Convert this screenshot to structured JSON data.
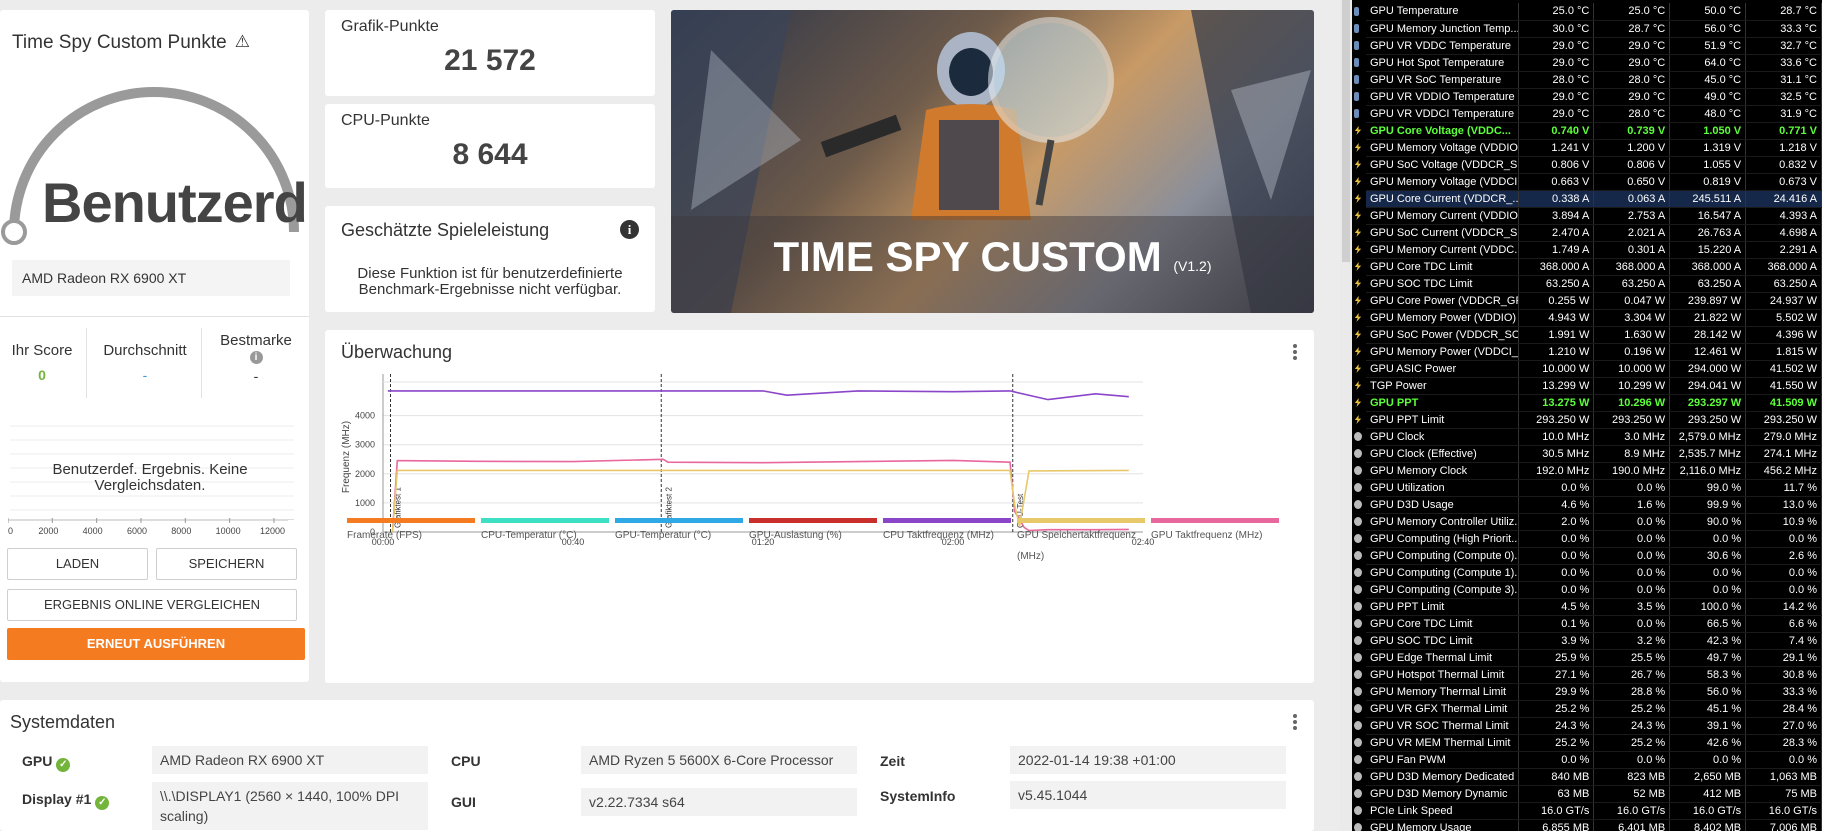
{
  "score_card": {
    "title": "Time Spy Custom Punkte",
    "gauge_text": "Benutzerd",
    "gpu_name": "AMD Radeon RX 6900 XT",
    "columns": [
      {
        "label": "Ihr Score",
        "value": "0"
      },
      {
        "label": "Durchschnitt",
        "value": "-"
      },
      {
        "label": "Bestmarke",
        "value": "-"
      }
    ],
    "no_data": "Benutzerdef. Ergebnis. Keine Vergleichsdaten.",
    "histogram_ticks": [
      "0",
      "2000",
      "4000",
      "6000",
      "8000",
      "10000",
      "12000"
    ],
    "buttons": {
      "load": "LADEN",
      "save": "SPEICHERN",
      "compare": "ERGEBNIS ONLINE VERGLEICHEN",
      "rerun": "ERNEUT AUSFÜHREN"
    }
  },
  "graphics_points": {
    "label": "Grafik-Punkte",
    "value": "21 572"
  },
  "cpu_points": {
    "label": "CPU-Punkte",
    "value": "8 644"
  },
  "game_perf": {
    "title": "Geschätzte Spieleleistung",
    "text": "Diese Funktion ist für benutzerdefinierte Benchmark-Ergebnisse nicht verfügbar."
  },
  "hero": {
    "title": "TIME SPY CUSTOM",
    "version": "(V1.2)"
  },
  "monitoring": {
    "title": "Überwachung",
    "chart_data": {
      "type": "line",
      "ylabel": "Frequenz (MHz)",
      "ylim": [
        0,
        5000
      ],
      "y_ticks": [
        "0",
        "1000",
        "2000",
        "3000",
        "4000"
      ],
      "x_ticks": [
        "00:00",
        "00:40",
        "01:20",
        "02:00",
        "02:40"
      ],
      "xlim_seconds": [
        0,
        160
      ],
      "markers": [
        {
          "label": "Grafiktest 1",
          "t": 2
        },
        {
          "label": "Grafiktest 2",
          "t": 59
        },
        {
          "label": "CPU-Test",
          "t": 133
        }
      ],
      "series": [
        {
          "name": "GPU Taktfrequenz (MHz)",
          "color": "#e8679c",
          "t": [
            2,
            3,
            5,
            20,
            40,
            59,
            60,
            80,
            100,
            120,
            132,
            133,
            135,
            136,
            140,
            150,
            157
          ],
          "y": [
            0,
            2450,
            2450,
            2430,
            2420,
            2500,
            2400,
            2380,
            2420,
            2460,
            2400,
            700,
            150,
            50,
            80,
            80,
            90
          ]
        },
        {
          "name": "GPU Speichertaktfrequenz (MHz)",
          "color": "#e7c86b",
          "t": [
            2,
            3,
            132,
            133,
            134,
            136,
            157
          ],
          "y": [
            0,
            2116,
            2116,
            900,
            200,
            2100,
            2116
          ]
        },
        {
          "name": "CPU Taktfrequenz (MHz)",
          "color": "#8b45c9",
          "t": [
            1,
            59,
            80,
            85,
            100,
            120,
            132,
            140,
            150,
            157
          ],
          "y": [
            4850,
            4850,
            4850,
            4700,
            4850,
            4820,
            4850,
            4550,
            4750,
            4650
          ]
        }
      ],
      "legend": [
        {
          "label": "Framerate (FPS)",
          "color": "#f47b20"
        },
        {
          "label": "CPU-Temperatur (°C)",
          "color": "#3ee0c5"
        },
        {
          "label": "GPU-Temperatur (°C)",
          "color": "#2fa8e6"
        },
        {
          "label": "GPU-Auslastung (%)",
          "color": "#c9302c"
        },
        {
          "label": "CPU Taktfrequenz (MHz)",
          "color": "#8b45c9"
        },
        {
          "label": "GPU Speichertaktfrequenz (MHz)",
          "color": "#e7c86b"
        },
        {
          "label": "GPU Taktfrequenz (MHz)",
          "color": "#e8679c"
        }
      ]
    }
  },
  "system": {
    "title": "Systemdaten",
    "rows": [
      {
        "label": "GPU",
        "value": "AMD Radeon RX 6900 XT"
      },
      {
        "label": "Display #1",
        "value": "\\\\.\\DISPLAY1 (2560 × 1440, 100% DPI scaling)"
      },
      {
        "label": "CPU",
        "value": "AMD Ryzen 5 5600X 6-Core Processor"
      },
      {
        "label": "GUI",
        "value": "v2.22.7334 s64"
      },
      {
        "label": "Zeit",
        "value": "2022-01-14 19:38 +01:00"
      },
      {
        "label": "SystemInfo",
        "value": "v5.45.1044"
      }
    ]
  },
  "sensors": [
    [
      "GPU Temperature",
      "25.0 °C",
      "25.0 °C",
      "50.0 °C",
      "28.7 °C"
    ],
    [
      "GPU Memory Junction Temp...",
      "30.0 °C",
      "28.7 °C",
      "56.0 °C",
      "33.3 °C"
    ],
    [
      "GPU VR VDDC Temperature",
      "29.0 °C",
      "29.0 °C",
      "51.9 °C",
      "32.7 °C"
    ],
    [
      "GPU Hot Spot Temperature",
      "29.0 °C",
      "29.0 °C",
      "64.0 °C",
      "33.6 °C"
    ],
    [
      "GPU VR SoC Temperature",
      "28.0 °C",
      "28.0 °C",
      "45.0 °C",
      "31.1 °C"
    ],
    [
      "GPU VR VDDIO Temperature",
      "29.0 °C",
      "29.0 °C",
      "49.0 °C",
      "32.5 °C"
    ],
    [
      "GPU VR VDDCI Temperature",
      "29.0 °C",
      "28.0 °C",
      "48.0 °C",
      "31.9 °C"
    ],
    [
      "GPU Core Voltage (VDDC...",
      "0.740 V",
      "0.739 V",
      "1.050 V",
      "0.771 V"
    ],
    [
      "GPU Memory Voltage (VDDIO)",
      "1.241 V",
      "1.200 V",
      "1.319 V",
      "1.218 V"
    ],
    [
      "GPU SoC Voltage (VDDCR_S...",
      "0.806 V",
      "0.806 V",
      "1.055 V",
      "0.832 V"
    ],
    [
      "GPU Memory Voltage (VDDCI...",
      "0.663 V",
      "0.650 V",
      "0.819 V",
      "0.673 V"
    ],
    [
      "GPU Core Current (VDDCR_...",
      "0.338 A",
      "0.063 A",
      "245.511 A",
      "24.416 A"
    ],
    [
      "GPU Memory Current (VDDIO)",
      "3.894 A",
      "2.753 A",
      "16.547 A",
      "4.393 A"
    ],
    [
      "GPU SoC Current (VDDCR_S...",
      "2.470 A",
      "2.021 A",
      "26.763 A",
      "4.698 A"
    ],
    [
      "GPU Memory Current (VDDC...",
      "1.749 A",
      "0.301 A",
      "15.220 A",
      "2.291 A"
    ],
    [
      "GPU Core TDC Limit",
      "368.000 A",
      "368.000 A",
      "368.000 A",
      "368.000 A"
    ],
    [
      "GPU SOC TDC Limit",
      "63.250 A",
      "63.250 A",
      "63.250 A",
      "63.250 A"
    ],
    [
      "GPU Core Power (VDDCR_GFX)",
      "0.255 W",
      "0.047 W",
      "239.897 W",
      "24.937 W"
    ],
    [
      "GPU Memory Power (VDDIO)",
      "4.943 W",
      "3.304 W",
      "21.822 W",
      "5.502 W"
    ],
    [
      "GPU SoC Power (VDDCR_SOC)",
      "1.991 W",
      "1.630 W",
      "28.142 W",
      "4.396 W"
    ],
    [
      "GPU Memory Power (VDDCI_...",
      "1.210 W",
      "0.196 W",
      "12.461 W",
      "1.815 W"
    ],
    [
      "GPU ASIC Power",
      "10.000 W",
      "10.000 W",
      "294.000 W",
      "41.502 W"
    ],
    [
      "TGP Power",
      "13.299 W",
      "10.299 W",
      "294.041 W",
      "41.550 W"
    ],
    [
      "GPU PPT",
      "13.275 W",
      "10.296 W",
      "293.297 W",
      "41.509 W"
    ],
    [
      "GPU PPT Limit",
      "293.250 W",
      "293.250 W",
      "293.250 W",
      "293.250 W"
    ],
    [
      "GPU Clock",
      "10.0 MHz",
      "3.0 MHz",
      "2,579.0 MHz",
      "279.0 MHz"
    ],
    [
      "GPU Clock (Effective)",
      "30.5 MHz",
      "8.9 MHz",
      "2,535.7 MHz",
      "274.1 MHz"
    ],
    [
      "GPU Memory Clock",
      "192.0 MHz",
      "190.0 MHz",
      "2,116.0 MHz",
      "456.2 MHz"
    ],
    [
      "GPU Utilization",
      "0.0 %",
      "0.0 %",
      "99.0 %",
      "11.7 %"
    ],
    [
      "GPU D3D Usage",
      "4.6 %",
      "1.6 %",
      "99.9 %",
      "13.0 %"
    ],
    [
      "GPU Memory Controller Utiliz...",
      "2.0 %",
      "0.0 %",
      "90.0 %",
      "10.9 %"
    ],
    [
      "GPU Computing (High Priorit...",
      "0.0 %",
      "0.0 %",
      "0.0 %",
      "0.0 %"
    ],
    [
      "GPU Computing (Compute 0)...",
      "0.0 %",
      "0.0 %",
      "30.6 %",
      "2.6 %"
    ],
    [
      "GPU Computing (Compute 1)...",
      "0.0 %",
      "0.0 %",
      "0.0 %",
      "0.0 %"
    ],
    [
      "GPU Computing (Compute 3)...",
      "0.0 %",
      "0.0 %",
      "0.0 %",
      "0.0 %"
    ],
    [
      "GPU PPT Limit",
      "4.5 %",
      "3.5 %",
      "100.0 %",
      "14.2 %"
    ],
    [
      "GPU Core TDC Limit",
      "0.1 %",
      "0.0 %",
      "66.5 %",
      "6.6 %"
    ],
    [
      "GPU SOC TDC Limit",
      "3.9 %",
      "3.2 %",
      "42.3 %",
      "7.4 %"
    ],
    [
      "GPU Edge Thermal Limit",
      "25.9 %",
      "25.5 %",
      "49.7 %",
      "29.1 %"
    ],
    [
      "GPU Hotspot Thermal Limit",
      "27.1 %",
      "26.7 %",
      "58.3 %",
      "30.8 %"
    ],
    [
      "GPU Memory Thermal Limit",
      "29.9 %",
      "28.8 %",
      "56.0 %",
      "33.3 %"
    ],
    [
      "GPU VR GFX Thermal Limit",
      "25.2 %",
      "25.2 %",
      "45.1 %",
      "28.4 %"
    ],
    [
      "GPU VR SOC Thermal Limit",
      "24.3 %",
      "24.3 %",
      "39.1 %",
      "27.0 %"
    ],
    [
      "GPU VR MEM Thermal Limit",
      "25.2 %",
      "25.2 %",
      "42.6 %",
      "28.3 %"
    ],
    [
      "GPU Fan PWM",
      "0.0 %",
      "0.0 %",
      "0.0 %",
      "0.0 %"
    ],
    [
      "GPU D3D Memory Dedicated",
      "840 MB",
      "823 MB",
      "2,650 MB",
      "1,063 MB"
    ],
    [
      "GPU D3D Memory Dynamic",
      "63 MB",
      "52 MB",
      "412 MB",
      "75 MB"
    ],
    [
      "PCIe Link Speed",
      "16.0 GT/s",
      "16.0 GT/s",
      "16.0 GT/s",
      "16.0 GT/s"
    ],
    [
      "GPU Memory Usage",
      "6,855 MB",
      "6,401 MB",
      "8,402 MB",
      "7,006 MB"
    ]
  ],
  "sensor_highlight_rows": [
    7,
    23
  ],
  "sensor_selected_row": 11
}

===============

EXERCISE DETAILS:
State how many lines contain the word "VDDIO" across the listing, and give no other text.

RESPONSE BOX:
4